Georgia and Florida appear headed for a “water wars” showdown in the U.S. Supreme Court, and while just when is not known, an actual date for arguments is closer to being set.
A notation Monday, Oct. 5, on the online docket for the longstanding litigation between the two states says that the case is “set for oral argument in due course.”
“With this note, we expect to be scheduled for an oral argument, but we don’t have a clear indication as to when the court will set it,” said Katie Byrd, spokeswoman for the Georgia attorney general’s office, on Tuesday, Oct. 6.
Clyde Morris, a lawyer who represents the Lake Lanier Association, said the case is one of eight listed in the October term awaiting an argument date, but “it’s the last case on the list.”
“I presume argument will be set … during this term,” he said.
The term ends in June 2021, with April 28 as the last day scheduled for arguments and decisions in all cases issued by June 30, Morris said.
“So, my guess is that argument will probably be around April 28 and a decision issued near the end of June,” he said.
The issue at stake is water sharing between Georgia and Florida in the Apalachicola-Chattahoochee-Flint River Basin, which includes Lake Lanier in the headwaters.
Florida is alleging “overconsumption” of water in the basin. The Apalachicola River spills into the Gulf of Mexico, where Florida claims it has suffered economic and ecological harm.
“Denying Florida relief not only would spell doom for Apalachicola, it would set the bar so high for an equitable apportionment that it would effectively invite states to raid water as it passes through their borders,” Florida lawyers said in a brief filed July 27 in the Supreme Court.
Florida’s plea to the court is in response to U.S. Circuit Judge Paul J. Kelly’s recommendation in December 2019 that justices not grant Florida’s request for an “equitable apportioning” of waters in the basin.
Georgia, meanwhile, wants the court to accept Kelly’s recommendation.
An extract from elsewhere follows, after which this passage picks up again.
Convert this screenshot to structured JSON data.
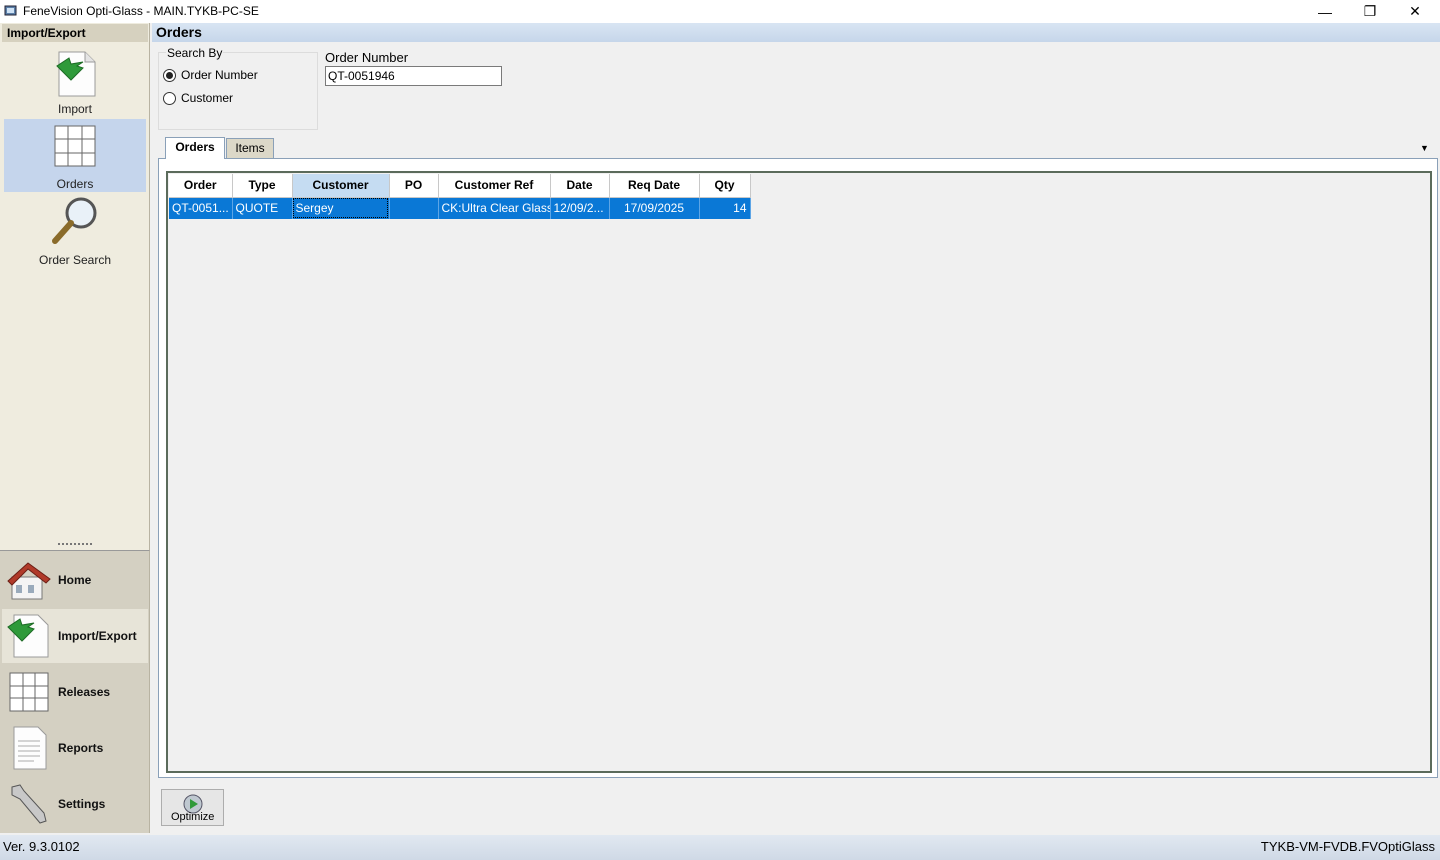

Georgia said in a June court filing, “After more than six years of litigation, it is now clear that Florida’s case was built on rhetoric and not on facts.”
The state contends that while it accounts for more than 90% of the population, employment and “economic output” in the basin, the state’s total water consumption is 2.4% of “state line” flows in wet years and 6.1% in dry years, its lawyers say.